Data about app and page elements
★ ★ ★ ★
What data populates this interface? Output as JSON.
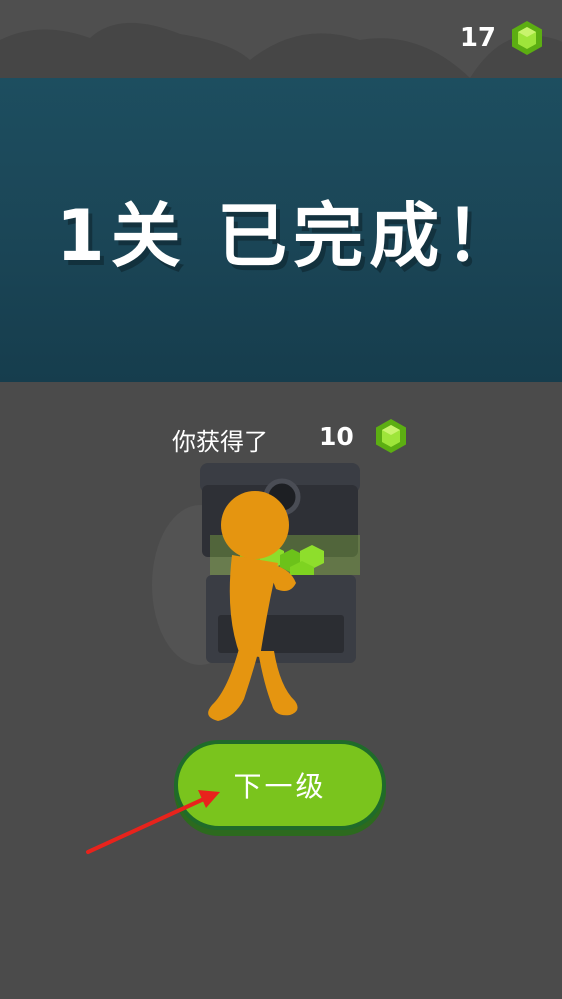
{
  "header": {
    "gem_count": "17",
    "gem_icon": "green-gem-icon"
  },
  "level": {
    "title": "1关 已完成！"
  },
  "reward": {
    "label": "你获得了",
    "amount": "10",
    "gem_icon": "green-gem-icon",
    "illustration": "orange-character-with-treasure-chest"
  },
  "next_button": {
    "label": "下一级"
  },
  "annotation": {
    "arrow_icon": "red-arrow-icon"
  },
  "colors": {
    "background": "#4b4b4b",
    "banner": "#1b4657",
    "button_fill": "#7ac41d",
    "button_border": "#1f6b2a",
    "gem": "#7ed321",
    "character": "#e59510",
    "arrow": "#e8231c"
  }
}
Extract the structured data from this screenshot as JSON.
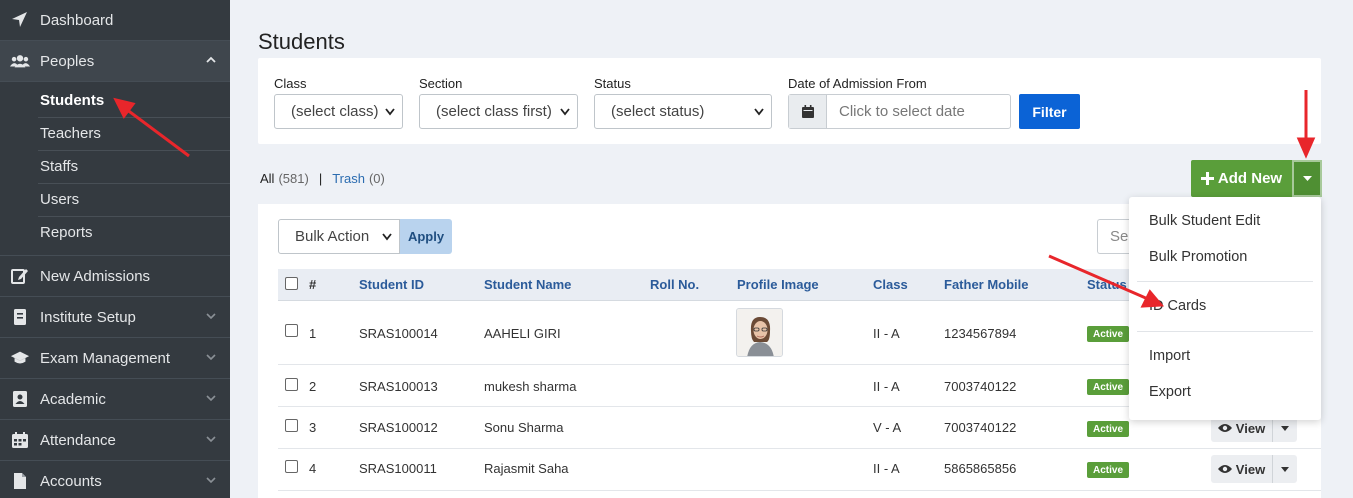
{
  "sidebar": {
    "items": [
      {
        "label": "Dashboard",
        "icon": "paper-plane-icon"
      },
      {
        "label": "Peoples",
        "icon": "users-icon"
      },
      {
        "label": "New Admissions",
        "icon": "edit-icon"
      },
      {
        "label": "Institute Setup",
        "icon": "book-icon"
      },
      {
        "label": "Exam Management",
        "icon": "graduation-cap-icon"
      },
      {
        "label": "Academic",
        "icon": "contact-book-icon"
      },
      {
        "label": "Attendance",
        "icon": "calendar-icon"
      },
      {
        "label": "Accounts",
        "icon": "file-icon"
      }
    ],
    "peoples_sub": [
      "Students",
      "Teachers",
      "Staffs",
      "Users",
      "Reports"
    ]
  },
  "page": {
    "title": "Students"
  },
  "filters": {
    "class_label": "Class",
    "class_value": "(select class)",
    "section_label": "Section",
    "section_value": "(select class first)",
    "status_label": "Status",
    "status_value": "(select status)",
    "date_label": "Date of Admission From",
    "date_placeholder": "Click to select date",
    "filter_button": "Filter"
  },
  "tabs": {
    "all": "All",
    "all_count": "(581)",
    "separator": "|",
    "trash": "Trash",
    "trash_count": "(0)"
  },
  "toolbar": {
    "add_new": "Add New",
    "bulk_action": "Bulk Action",
    "apply": "Apply",
    "search_placeholder": "Search"
  },
  "table": {
    "headers": {
      "num": "#",
      "student_id": "Student ID",
      "student_name": "Student Name",
      "roll": "Roll No.",
      "profile": "Profile Image",
      "class": "Class",
      "father_mobile": "Father Mobile",
      "status": "Status"
    },
    "rows": [
      {
        "num": "1",
        "student_id": "SRAS100014",
        "name": "AAHELI GIRI",
        "roll": "",
        "class": "II - A",
        "mobile": "1234567894",
        "status": "Active"
      },
      {
        "num": "2",
        "student_id": "SRAS100013",
        "name": "mukesh sharma",
        "roll": "",
        "class": "II - A",
        "mobile": "7003740122",
        "status": "Active"
      },
      {
        "num": "3",
        "student_id": "SRAS100012",
        "name": "Sonu Sharma",
        "roll": "",
        "class": "V - A",
        "mobile": "7003740122",
        "status": "Active"
      },
      {
        "num": "4",
        "student_id": "SRAS100011",
        "name": "Rajasmit Saha",
        "roll": "",
        "class": "II - A",
        "mobile": "5865865856",
        "status": "Active"
      }
    ],
    "view_label": "View"
  },
  "dropdown": {
    "items": [
      "Bulk Student Edit",
      "Bulk Promotion",
      "ID Cards",
      "Import",
      "Export"
    ]
  },
  "colors": {
    "sidebar_bg": "#343a40",
    "primary": "#0b63d6",
    "success": "#5a9e3a",
    "annotation_arrow": "#e8262b"
  }
}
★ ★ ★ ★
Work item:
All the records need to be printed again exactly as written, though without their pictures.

Response:
What data populates this interface? Output as JSON.
{
  "header": {
    "gem_count": "17",
    "gem_icon": "green-gem-icon"
  },
  "level": {
    "title": "1关 已完成！"
  },
  "reward": {
    "label": "你获得了",
    "amount": "10",
    "gem_icon": "green-gem-icon",
    "illustration": "orange-character-with-treasure-chest"
  },
  "next_button": {
    "label": "下一级"
  },
  "annotation": {
    "arrow_icon": "red-arrow-icon"
  },
  "colors": {
    "background": "#4b4b4b",
    "banner": "#1b4657",
    "button_fill": "#7ac41d",
    "button_border": "#1f6b2a",
    "gem": "#7ed321",
    "character": "#e59510",
    "arrow": "#e8231c"
  }
}
Extract the structured data from this screenshot as JSON.
{
  "sidebar": {
    "items": [
      {
        "label": "Dashboard",
        "icon": "paper-plane-icon"
      },
      {
        "label": "Peoples",
        "icon": "users-icon"
      },
      {
        "label": "New Admissions",
        "icon": "edit-icon"
      },
      {
        "label": "Institute Setup",
        "icon": "book-icon"
      },
      {
        "label": "Exam Management",
        "icon": "graduation-cap-icon"
      },
      {
        "label": "Academic",
        "icon": "contact-book-icon"
      },
      {
        "label": "Attendance",
        "icon": "calendar-icon"
      },
      {
        "label": "Accounts",
        "icon": "file-icon"
      }
    ],
    "peoples_sub": [
      "Students",
      "Teachers",
      "Staffs",
      "Users",
      "Reports"
    ]
  },
  "page": {
    "title": "Students"
  },
  "filters": {
    "class_label": "Class",
    "class_value": "(select class)",
    "section_label": "Section",
    "section_value": "(select class first)",
    "status_label": "Status",
    "status_value": "(select status)",
    "date_label": "Date of Admission From",
    "date_placeholder": "Click to select date",
    "filter_button": "Filter"
  },
  "tabs": {
    "all": "All",
    "all_count": "(581)",
    "separator": "|",
    "trash": "Trash",
    "trash_count": "(0)"
  },
  "toolbar": {
    "add_new": "Add New",
    "bulk_action": "Bulk Action",
    "apply": "Apply",
    "search_placeholder": "Search"
  },
  "table": {
    "headers": {
      "num": "#",
      "student_id": "Student ID",
      "student_name": "Student Name",
      "roll": "Roll No.",
      "profile": "Profile Image",
      "class": "Class",
      "father_mobile": "Father Mobile",
      "status": "Status"
    },
    "rows": [
      {
        "num": "1",
        "student_id": "SRAS100014",
        "name": "AAHELI GIRI",
        "roll": "",
        "class": "II - A",
        "mobile": "1234567894",
        "status": "Active"
      },
      {
        "num": "2",
        "student_id": "SRAS100013",
        "name": "mukesh sharma",
        "roll": "",
        "class": "II - A",
        "mobile": "7003740122",
        "status": "Active"
      },
      {
        "num": "3",
        "student_id": "SRAS100012",
        "name": "Sonu Sharma",
        "roll": "",
        "class": "V - A",
        "mobile": "7003740122",
        "status": "Active"
      },
      {
        "num": "4",
        "student_id": "SRAS100011",
        "name": "Rajasmit Saha",
        "roll": "",
        "class": "II - A",
        "mobile": "5865865856",
        "status": "Active"
      }
    ],
    "view_label": "View"
  },
  "dropdown": {
    "items": [
      "Bulk Student Edit",
      "Bulk Promotion",
      "ID Cards",
      "Import",
      "Export"
    ]
  },
  "colors": {
    "sidebar_bg": "#343a40",
    "primary": "#0b63d6",
    "success": "#5a9e3a",
    "annotation_arrow": "#e8262b"
  }
}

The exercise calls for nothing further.